The United States Department of Agriculture’s definition of a food desert is “a census tract with a substantial share of residents who live in low-income areas that have low levels of access to a grocery store or healthy, affordable food retail outlet”. Follow the link to see if you live in a food desert.
If a vacant plot of land can be transformed into a garden the possibilities are endless. For example, the three gardens that Jack and Nola started are located near housing developments so many gardeners are able to walk. In 2009, gardeners gathered more than 10,000 pounds of produce from two of the gardens. If that amount of vegetables were purchased in grocery stores the cost would have been $18,146.76. The total expenses for seeds, compost and other supplies were less than $2,000 – quite a cost savings!
Community gardens do much more than provide fresh produce. They enhance our quality of life by providing open green space in urban neighborhoods; which in turn invites multiple plants and animal species, increases physical activity, and decreases crime. They also contribute to neighborhood improvement and community involvement. The Cooper Community Garden near downtown Fargo was started by a group of volunteers on a vacant lot that was owned by and then donated for garden purposes by the City. The garden consists of 20 individual plots, each 10 by 15 feet, and is adjacent to the Emergency Food Pantry. Two of the garden plots are designated for the Pantry, two for the local Salvation Army and two for the nearby Cooper House, which is permanent supportive housing for people coming out of homelessness. The remaining plots are rented. Volunteers maintaining the garden believe it is vital to provide fresh and healthy food to people seeking services from the Pantry, the Salvation Army, and Cooper House – all of whom are low income.
5th Street boulevard across from Prairie Public TV and the Radisson. Photo: Kay Schwarzwalter

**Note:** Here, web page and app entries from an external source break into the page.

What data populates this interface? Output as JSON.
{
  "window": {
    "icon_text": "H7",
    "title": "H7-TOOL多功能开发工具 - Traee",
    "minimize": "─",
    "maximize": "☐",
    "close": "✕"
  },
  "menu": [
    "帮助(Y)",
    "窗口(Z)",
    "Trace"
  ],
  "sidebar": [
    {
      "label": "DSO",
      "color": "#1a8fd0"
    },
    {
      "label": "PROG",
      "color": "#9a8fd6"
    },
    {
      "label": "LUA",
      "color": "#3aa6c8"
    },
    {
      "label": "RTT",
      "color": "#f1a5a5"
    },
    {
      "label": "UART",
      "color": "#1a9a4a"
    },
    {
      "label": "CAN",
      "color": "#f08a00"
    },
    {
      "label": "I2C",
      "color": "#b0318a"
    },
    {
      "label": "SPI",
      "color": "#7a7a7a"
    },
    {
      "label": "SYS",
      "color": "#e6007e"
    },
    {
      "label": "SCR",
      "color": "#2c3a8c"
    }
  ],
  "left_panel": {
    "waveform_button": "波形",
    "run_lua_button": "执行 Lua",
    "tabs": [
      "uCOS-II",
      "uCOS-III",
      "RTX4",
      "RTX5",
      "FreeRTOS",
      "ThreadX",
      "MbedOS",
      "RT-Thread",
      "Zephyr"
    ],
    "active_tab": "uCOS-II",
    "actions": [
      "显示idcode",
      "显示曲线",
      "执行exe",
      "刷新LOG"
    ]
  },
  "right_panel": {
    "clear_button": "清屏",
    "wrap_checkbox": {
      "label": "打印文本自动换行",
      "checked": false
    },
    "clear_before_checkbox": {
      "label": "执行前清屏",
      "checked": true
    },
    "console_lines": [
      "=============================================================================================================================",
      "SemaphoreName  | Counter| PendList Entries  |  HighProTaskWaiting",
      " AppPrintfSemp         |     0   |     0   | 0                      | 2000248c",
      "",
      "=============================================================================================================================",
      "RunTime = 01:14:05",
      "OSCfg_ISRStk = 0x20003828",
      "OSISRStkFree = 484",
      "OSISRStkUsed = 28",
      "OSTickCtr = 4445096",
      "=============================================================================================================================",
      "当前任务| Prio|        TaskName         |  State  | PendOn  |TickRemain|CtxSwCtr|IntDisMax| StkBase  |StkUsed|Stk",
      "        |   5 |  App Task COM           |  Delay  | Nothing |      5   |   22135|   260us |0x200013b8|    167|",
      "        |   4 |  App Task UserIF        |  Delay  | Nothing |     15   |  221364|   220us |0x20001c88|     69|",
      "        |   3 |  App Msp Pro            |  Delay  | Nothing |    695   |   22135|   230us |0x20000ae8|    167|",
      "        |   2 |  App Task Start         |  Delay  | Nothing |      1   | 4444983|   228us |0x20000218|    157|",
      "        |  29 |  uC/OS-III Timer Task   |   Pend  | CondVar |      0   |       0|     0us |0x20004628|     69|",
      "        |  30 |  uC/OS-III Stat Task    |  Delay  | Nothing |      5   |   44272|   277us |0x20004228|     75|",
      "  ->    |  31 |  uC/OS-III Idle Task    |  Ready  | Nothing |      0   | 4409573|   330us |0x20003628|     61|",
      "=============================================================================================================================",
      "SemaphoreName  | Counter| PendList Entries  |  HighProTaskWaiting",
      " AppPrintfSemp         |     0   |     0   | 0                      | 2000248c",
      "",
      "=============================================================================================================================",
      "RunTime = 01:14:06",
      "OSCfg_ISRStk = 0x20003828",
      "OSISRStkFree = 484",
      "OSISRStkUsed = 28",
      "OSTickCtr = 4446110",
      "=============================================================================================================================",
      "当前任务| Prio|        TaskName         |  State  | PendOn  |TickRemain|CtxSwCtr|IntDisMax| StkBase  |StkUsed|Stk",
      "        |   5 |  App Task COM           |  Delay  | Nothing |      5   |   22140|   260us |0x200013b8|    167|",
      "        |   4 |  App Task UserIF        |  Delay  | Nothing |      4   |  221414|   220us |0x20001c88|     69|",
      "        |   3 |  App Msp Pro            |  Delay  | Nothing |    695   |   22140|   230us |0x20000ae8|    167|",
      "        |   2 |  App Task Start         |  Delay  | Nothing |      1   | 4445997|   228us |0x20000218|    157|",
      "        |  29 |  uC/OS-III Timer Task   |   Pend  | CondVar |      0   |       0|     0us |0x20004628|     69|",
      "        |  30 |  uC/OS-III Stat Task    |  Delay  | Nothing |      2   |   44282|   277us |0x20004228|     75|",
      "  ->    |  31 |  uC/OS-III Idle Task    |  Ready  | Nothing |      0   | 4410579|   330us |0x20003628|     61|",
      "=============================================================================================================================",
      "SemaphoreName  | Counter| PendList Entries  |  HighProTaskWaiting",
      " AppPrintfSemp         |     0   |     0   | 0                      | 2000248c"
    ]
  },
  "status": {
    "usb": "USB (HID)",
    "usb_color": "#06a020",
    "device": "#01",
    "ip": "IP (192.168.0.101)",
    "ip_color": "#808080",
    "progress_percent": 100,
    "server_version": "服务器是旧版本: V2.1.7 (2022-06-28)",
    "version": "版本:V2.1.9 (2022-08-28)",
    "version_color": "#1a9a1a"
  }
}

School gardens are not only an important food source in school cafeterias, they teach the next generation how to grow their own food. School gardens are popping up all over the country as part of Michelle Obama’s Let’s Move! campaign. Jamie Holding Eagle, another community garden champion, organized a committee of parents, teachers, and community members in order to build a school garden at a local elementary school in neighboring Moorhead, Minnesota. The wood shop teacher from the local high school recruited students to build three raised beds for the garden. The elementary teachers took the lead in deciding what would be planted, some of whom started the seeds in their classroom and then planted them as a class project. The school garden contains a pollinator garden, a small edibles garden, and a flower garden. Jamie, as a parent herself, wanted the children to have those outdoor learning experiences. But in order to make the garden a reality, she knew the effort needed to be as time efficient as possible for the teachers. Jamie also planted and maintains the 5th Street boulevard garden in Downtown Fargo where tomatoes, beans, and other produce are free for anyone to pick and enjoy.
Jamie Holding Eagle, Nola Storm, and Jack Wood presenting at a community garden event. Photo: Kay Schwarzwalter
Jack, Nola, and Jamie have been instrumental in teaching others to grow their own food. Thanks to their efforts the community garden movement is growing in the Fargo-Moorhead area. Currently, there are 11 gardens listed on the City of Fargo website. Don’t wait for a champion to start a community garden in your area. Be the champion.
To learn about starting a community garden in your area or if you have general gardening questions, contact your County Extension Office
Click here to learn about the Growing Together project toolkit
Click here to learn about community gardens
Click here to learn about starting school gardens
Click here to learn about the Peterson Project